It’s one thing to find an occasional questionable ‘alternative medicine’ article in a dubious journal, quite another to learn that the same flakes have set up shop on your local hospital cancer ward. The latest edition of Skeptic magazine ($, Vol 21, No.4, 2016) points out how gong-banging and aromatherapy and suchlike nonsense is being welcomed into legitimate cancer wards…
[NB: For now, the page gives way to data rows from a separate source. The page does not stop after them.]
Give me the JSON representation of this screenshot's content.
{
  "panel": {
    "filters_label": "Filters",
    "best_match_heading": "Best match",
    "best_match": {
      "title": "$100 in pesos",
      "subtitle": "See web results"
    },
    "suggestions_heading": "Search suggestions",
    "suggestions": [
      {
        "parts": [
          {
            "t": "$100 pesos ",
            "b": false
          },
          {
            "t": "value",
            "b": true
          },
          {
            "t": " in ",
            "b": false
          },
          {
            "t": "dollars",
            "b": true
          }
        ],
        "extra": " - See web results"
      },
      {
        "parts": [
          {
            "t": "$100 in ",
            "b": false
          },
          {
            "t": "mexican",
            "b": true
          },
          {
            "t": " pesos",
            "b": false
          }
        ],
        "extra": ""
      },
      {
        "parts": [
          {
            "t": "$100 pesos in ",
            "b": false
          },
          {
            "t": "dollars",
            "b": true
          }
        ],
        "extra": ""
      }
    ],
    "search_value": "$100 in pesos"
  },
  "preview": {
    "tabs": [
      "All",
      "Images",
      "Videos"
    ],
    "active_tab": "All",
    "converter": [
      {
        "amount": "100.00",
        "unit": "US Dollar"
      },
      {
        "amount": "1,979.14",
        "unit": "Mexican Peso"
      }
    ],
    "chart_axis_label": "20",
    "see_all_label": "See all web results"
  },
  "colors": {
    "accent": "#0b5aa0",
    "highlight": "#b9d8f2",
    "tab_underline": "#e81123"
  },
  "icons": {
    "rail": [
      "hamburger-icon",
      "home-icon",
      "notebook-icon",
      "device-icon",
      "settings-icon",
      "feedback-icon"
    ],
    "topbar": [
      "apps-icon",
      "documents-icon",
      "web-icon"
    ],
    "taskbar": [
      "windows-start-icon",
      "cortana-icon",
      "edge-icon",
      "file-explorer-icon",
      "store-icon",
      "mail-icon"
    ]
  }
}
“The most disturbing trend in cancer care is the ongoing infiltration of complementary and alternative medicines (CAMs) into otherwise legitimate cancer hospitals. As of 2016, every cancer hospital on the top of U.S. News & World Report’s list of America’s best either has its own CAM center or openly markets CAM services. Memorial Sloan Kettering’s Bendheim Integrative Medicine Center offers aromatherapy, Qi Gong, reflexology, hypnotherapy and a slew of other fantasy treatments. At Dana-Farber’s Zakim Center for Integrative Therapies, you can waste as much time and money as you like on Qi Gong, acupuncture, massage therapy, and Reiki. The UCLA Medical Center has a partnership with the Urban Zen Foundation (Reiki, essential oil therapy, and contemplative care/mindful awareness exercises). Not to be outdone, the stellar MD Anderson’s CAM center has Tai Chi, Tibetan meditation, group drumming, acupuncture, and “laughter for health.”

“This has led to some awkward advertising moments in which hospitals warn patients about the very treatments they now offer. Sloan Kettering’s Chief of Integrative Medicine Service boasts of having “studied, published, and lectured internationally” on “alternative therapies” for more than 25 years. The hospital itself advises its patients: “alternative regimens are unproved, expensive, and potentially harmful.”

“… Medical expenses are still the leading cause of personal bankruptcies in the U.S. In dire circumstances, when one is not thinking with due lucidity, the temptation to turn to cheap alternatives that are bountiful outside of mainstream medicine can be irresistible. When legitimate hospitals host CAM services — by whatever name they choose to call them — they implicitly abet a shameful industry.”